“I don’t see myself as a choirmaster,” he says, startlingly. “I wanted to sing and act. What I’d really like to be is Kenneth Branagh. I loved his films of Henry V and Much Ado about Nothing, and he was the reason I studied drama at uni. Delivering the speech from The Tempest at the 2012 Olympics Opening Ceremony – I’d have been up for that. I’m a bit star-struck. I was at an event he was at and I was too frightened to say hello. I really do admire him.
“But of course I love what I do. I can’t imagine a life without music, or a time when music would be unbearable for me to hear. It’s always a balm. The thought of going deaf terrifies me. Your hearing becomes less sharp as you get older. Even for me, I notice that the top-end frequencies aren’t as sharp as they were.”

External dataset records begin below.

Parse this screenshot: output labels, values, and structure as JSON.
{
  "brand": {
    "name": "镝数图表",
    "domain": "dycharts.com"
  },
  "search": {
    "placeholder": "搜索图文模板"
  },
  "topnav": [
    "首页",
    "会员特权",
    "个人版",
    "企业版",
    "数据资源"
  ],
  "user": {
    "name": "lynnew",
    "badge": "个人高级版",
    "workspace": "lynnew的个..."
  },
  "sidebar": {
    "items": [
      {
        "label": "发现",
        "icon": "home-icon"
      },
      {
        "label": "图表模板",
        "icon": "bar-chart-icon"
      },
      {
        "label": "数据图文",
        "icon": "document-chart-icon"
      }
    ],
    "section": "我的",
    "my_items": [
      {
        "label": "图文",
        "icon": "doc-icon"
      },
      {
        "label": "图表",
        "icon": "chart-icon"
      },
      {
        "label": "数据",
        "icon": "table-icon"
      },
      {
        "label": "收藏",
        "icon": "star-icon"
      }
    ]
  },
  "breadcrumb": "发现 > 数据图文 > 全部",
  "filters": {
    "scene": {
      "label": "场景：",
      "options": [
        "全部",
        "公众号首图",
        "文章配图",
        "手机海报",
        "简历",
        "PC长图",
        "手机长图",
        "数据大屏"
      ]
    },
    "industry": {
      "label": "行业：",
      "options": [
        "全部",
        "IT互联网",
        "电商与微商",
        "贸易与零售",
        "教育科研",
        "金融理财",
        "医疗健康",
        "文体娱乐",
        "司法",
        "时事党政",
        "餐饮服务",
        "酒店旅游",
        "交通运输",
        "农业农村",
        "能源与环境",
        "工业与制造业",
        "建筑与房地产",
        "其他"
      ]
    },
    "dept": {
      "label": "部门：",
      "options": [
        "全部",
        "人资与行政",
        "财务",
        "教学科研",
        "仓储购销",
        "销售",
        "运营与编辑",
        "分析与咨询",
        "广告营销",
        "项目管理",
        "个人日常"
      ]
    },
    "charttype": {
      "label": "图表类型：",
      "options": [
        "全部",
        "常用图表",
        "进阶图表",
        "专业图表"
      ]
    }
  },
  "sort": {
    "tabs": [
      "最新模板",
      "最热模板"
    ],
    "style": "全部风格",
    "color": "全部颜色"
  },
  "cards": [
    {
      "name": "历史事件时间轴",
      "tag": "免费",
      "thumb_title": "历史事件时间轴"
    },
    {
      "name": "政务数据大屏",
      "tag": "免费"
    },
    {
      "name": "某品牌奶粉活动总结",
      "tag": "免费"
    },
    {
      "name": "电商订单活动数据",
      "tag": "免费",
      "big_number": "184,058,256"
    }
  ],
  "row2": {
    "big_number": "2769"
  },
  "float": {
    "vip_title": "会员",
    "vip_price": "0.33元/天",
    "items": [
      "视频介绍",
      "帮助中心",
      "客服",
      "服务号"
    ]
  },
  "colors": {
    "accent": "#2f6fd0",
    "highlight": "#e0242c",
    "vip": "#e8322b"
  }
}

Malone is two months shy of his 40th birthday. His extraordinarily youthful skin belies the approaching landmark, but his hair is now clearly grey, and the combination makes an unusual mix. Married to Becky, an English teacher, his children are two-year-old Gilbert and Esther, five, and he exudes contentment.
“For my midlife crisis, I bought a very expensive guitar,” he confides. “Professional quality. Couple of grand. I’ve not gone wild. I definitely won’t be dyeing my hair. That’s a fool’s errand. It would look weird, and I’m fine with who I am. I have much more of a sense of self than when I turned 30. Ten years ago I really didn’t know what I was doing. It’s been a huge journey of experiences and mistakes and victories. I do feel I’ve learnt a lot, and the road ahead looks really fun.”
The Naked Choir with Gareth Malone begins on BBC2 tonight (Tuesday 22nd September) at 9.00pm